▸ **EXERCISE REQUIREMENTS**
Line by line, give the data again exactly as it appears.
━━━ DATA SHOWN
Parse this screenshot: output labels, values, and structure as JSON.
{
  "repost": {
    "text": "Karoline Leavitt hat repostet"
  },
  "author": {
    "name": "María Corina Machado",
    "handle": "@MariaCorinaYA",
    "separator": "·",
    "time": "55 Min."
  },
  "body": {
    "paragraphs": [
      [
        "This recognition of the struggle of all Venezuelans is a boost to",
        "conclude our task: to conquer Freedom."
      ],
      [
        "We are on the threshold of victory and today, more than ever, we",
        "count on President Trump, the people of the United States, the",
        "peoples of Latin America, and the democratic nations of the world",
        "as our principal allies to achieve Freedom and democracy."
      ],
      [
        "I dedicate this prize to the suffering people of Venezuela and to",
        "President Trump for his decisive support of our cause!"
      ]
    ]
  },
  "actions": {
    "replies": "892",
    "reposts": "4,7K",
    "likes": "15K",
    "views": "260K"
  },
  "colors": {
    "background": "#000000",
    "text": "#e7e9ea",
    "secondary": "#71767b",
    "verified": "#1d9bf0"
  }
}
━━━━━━
▸ **RESPONSE BOX**
Parse this screenshot: output labels, values, and structure as JSON.
{
  "repost": {
    "text": "Karoline Leavitt hat repostet"
  },
  "author": {
    "name": "María Corina Machado",
    "handle": "@MariaCorinaYA",
    "separator": "·",
    "time": "55 Min."
  },
  "body": {
    "paragraphs": [
      [
        "This recognition of the struggle of all Venezuelans is a boost to",
        "conclude our task: to conquer Freedom."
      ],
      [
        "We are on the threshold of victory and today, more than ever, we",
        "count on President Trump, the people of the United States, the",
        "peoples of Latin America, and the democratic nations of the world",
        "as our principal allies to achieve Freedom and democracy."
      ],
      [
        "I dedicate this prize to the suffering people of Venezuela and to",
        "President Trump for his decisive support of our cause!"
      ]
    ]
  },
  "actions": {
    "replies": "892",
    "reposts": "4,7K",
    "likes": "15K",
    "views": "260K"
  },
  "colors": {
    "background": "#000000",
    "text": "#e7e9ea",
    "secondary": "#71767b",
    "verified": "#1d9bf0"
  }
}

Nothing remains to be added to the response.